This old house was built in the 1940s and is located in NorthCentral PA. The subfloor beneath the floor tile and (I guess) leveling material appears to be poured concrete. A 4" test hole produced no wood shavings. Was that practiced in those days?
What are you trying to do?
There could be a subfloor deeper than 4". But there's no way to know, unless you open the floor.
Heck, we weren't even born then. Maybe A. Spruce was.
What you have is a classic 'mud' floor made from drypack, which is a 4:1 to 5:1 ratio of sqand to cement. (no lime)
When you go to remove the old cement tile base, you'll probably find the joists were hand chiseled into a pyramid shape. You'll also probably find the joists are undersized for tiling. Take a few pictures and measurements before heading over to the John Bridge Tile Forum where you can find an extensive library, get speedy answers and post pictures of your project.
Assuming you're over a raised foundation, I've seen tile mortar beds as deep as 3" over 2x6 T&G subfloor.
If you're not on a raised foundation, then you would indeed be digging up the slab upon which the house is built.
Its probably a raised mud bed "wet set" installation method. It was common practice to do that even in the mid to late 1970's. I was an apprentice carpenter during that period and seen it done many,many times. Back then all the tile setter's walked with a hunch back and had bad knees from knelling/bending all day.
GeeGuss the floor joist needed to be 10 to 12" on center with mud set tile.
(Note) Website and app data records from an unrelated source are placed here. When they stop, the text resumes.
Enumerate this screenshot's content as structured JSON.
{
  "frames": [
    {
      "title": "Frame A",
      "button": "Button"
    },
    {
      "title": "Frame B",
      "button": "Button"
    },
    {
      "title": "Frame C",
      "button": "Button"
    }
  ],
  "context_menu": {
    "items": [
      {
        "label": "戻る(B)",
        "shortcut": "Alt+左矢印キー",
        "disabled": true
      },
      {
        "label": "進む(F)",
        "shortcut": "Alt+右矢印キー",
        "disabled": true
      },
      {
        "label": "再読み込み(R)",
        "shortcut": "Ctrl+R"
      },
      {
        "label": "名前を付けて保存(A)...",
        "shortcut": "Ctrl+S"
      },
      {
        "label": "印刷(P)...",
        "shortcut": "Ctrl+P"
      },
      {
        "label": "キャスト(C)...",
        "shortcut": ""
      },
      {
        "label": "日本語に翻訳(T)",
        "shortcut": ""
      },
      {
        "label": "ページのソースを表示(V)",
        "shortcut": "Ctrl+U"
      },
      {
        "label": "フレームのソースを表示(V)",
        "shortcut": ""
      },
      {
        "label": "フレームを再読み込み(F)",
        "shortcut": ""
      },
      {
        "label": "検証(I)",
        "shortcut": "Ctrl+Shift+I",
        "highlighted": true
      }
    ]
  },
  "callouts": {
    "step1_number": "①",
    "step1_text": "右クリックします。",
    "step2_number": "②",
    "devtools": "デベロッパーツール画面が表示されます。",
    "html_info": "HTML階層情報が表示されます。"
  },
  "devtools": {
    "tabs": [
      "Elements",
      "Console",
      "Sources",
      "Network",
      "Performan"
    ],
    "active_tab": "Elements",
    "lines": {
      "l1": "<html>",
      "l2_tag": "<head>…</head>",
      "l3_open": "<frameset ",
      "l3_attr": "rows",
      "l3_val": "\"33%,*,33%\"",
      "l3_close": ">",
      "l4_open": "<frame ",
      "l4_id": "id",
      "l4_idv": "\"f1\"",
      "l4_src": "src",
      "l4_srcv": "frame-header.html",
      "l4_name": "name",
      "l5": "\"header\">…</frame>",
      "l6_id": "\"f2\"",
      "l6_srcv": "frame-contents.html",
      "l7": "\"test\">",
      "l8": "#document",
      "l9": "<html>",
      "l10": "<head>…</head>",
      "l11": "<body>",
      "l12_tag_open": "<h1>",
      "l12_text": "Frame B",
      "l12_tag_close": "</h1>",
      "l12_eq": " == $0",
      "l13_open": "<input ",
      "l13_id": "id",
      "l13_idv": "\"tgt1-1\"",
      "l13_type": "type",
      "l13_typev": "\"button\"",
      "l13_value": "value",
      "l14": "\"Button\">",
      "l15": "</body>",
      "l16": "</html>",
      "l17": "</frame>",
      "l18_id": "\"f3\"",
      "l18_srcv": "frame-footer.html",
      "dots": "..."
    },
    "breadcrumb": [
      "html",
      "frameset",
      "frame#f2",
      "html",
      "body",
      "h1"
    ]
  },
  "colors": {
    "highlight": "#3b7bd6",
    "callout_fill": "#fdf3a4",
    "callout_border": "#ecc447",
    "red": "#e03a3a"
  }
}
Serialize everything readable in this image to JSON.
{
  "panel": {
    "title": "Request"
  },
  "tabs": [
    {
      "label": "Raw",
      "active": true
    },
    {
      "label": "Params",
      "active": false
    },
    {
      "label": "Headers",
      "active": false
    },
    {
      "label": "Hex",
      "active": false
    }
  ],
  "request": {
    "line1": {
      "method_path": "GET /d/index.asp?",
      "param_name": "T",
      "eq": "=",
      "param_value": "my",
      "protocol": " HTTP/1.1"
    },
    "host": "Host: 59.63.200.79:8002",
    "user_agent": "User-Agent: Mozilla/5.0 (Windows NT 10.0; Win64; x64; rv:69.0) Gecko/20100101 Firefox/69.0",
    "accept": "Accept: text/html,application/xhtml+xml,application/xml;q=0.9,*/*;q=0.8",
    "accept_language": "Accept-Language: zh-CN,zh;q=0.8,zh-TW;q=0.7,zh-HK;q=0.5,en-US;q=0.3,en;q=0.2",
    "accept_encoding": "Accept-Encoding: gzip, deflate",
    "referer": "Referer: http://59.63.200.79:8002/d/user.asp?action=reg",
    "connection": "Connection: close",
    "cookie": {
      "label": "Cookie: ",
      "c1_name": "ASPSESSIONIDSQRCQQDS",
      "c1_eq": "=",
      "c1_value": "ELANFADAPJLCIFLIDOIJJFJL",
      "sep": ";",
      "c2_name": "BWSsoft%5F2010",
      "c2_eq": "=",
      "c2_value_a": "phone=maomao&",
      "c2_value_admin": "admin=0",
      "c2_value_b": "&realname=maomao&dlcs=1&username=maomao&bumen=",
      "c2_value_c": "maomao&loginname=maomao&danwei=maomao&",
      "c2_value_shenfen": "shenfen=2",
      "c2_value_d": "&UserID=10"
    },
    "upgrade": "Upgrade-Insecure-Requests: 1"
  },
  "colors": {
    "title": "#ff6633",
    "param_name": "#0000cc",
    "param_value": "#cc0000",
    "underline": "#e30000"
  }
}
Sometimes even doubled up forcing the mechanical trades to hang the supplies from floor joist then box in with soffits.
I remember WonderBoard & Thinset came out around 1977 and the WET SET tile method dwindled away and so did floor deflection in time.
Does anyone know if Al Gore invented these products & method to... :rolleyes: